I don't know how many times you know that it's the last time you'll ride a motorcycle that you really love. This is the story of my last ride on my 1998 R1100RT. I knew from the day I bought it that I'd never be able to bring it back to the US. Everything I've read and heard discouraged that frame of mind. I'd been out of motorcycling for 15 years and how I got back in to it began two years before my RT rolled off the production line.
In March of 1996, I found myself in bed, with my wife Jill, and between us lay our first child, our newborn son Nick who recently co-starred, with the RT, in my post where he took his first tour, his choice, to Normandy. Chances are you may be reading this on June 6, if so, it is D-Day so if you want to take a moment to review what those places are like:
So, I know a few of the people that I'm "cyber-acquaintences" with, are expecting children. When you do, you'll understand the following scene. My wife and I are in bed, between us is this precious new baby boy. Our capacity for love has just jumped 3 fold. She's laying there and softly coos, " What do you think you'd be doing right now if we'd never met".
Without hesitation I replied, " Riding a big BMW road bike".
"I'll buy you one someday" , she replied.
Well that day came about 5 years later. My wife called me and told me to come up to her work, she had something to show me. What she had was a high tech engineer that was selling his R100RS. Absolutely beautiful, perfectly maintained, my dream bike.
I couldn't believe it, this could be mine, it was a fair price, and a bike I would love to own. But a strange thing happens once you're a Dad, without spending too much time trying to pick a clever analogy, I'll just say, "you evolve". I told the engineer I"d like to think about it, but even then, I knew I couldn't have it. 18 months after our first son was born, we were blessed with another. I quit my corporate job and became a full time stay home Dad. Greatest job ever if you're cut out for it.
Flash forward to 2004, a third child joined our family, a daughter. Things got crazier and crazier. I knew it was time to start doing something for myself. I"d put everything into supporting my kids and wife. One night I told her that I was ready to get the BMW, on my 50th birthday, 2006. In 2005 we moved to Switzerland for her work and after about 2 months I knew I HAD TO HAVE THAT BIKE!
So, this report is about my last ride on that bike.
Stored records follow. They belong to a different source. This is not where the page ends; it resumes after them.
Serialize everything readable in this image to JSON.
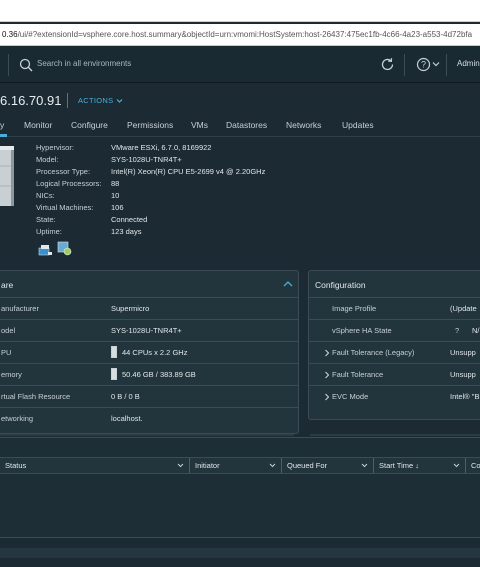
{
  "browser": {
    "url_host": "0.36",
    "url_path": "/ui/#?extensionId=vsphere.core.host.summary&objectId=urn:vmomi:HostSystem:host-26437:475ec1fb-4c66-4a23-a553-4d72bfa"
  },
  "header": {
    "search_placeholder": "Search in all environments",
    "user": "Admin"
  },
  "host": {
    "title": "6.16.70.91",
    "actions_label": "ACTIONS"
  },
  "tabs": [
    {
      "label": "y",
      "active": true
    },
    {
      "label": "Monitor"
    },
    {
      "label": "Configure"
    },
    {
      "label": "Permissions"
    },
    {
      "label": "VMs"
    },
    {
      "label": "Datastores"
    },
    {
      "label": "Networks"
    },
    {
      "label": "Updates"
    }
  ],
  "summary": [
    {
      "label": "Hypervisor:",
      "value": "VMware ESXi, 6.7.0, 8169922"
    },
    {
      "label": "Model:",
      "value": "SYS-1028U-TNR4T+"
    },
    {
      "label": "Processor Type:",
      "value": "Intel(R) Xeon(R) CPU E5-2699 v4 @ 2.20GHz"
    },
    {
      "label": "Logical Processors:",
      "value": "88"
    },
    {
      "label": "NICs:",
      "value": "10"
    },
    {
      "label": "Virtual Machines:",
      "value": "106"
    },
    {
      "label": "State:",
      "value": "Connected"
    },
    {
      "label": "Uptime:",
      "value": "123 days"
    }
  ],
  "hardware": {
    "title": "are",
    "rows": [
      {
        "label": "anufacturer",
        "value": "Supermicro"
      },
      {
        "label": "odel",
        "value": "SYS-1028U-TNR4T+"
      },
      {
        "label": "PU",
        "value": "44 CPUs x 2.2 GHz",
        "usage": 0.05
      },
      {
        "label": "emory",
        "value": "50.46 GB / 383.89 GB",
        "usage": 0.13
      },
      {
        "label": "rtual Flash Resource",
        "value": "0 B / 0 B"
      },
      {
        "label": "etworking",
        "value": "localhost."
      }
    ]
  },
  "configuration": {
    "title": "Configuration",
    "rows": [
      {
        "label": "Image Profile",
        "value": "(Update",
        "expandable": false
      },
      {
        "label": "vSphere HA State",
        "value": "?",
        "value2": "N/",
        "expandable": false
      },
      {
        "label": "Fault Tolerance (Legacy)",
        "value": "Unsupp",
        "expandable": true
      },
      {
        "label": "Fault Tolerance",
        "value": "Unsupp",
        "expandable": true
      },
      {
        "label": "EVC Mode",
        "value": "Intel® \"B",
        "expandable": true
      }
    ]
  },
  "tasks": {
    "columns": [
      {
        "label": "Status"
      },
      {
        "label": "Initiator"
      },
      {
        "label": "Queued For"
      },
      {
        "label": "Start Time ↓"
      },
      {
        "label": "Co"
      }
    ]
  },
  "colors": {
    "accent": "#49afd9",
    "background": "#1b2a33",
    "panel": "#22343c"
  }
}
I know some people read for the "goo" like the above paragraphs, some like the pictures, and others, want numbers and stats, prices, etc. Everything opposite of "goo". I will do my best to balance these three.
My sig line is an Eisenhower quote" Plans are meaningless, planning is everything" This report will show you why. Originally, the title of this would have been, " Last Ride- Spain". It turns out that my last ride would be come, by the good grace of my wife who was going to double up and do her job, and my job, if " I got everything done to move home" This means a lot when you are moving internationally. There's 6 piles. Stuff going in the ocean container (6-8 week deliverry) stuff going in the air freight ( two weeks) stuff going on the airplane with you, stuff you are selling, stuff you are giving away, and stuff you are throwing away. For me, this wasn't so bad as I spent 25 years in the moving business and I had contracted quite a few international relocations so I had a good background on what I needed to do to get some riding time. It all turned out that I had a week window to ride and that window coincided with when the AZBeemers were going to be riding the Pyrenees. That was my goal, meet my first forum member at a hotel bar in the Pyrenees. Unfortunately, mother nature rained on that parade. The weather for that week, in Spain, looked horrible. The day I left, I took all my Spain maps out of the tank bag and put in my Alpine Countries map.
When I pulled out of the drive way last Friday, my goal was to hit as many countries as I could. It was 10:45 am.
I live in the eastern end of Switzerland, near Geneva in a small village called Grens, very close to the French border.
Enter France at La Cure, 19.7 km, 11:03
A nice ride along the north side of the Jura mountains and then it's back into CH
Enter CH 31.8 km, 11:16
Back into France at 63.2 km, 11:54
Ok, believe me, it gets better. I'm sure anyone that reads this entire report, will remember it for a few years, it does get better.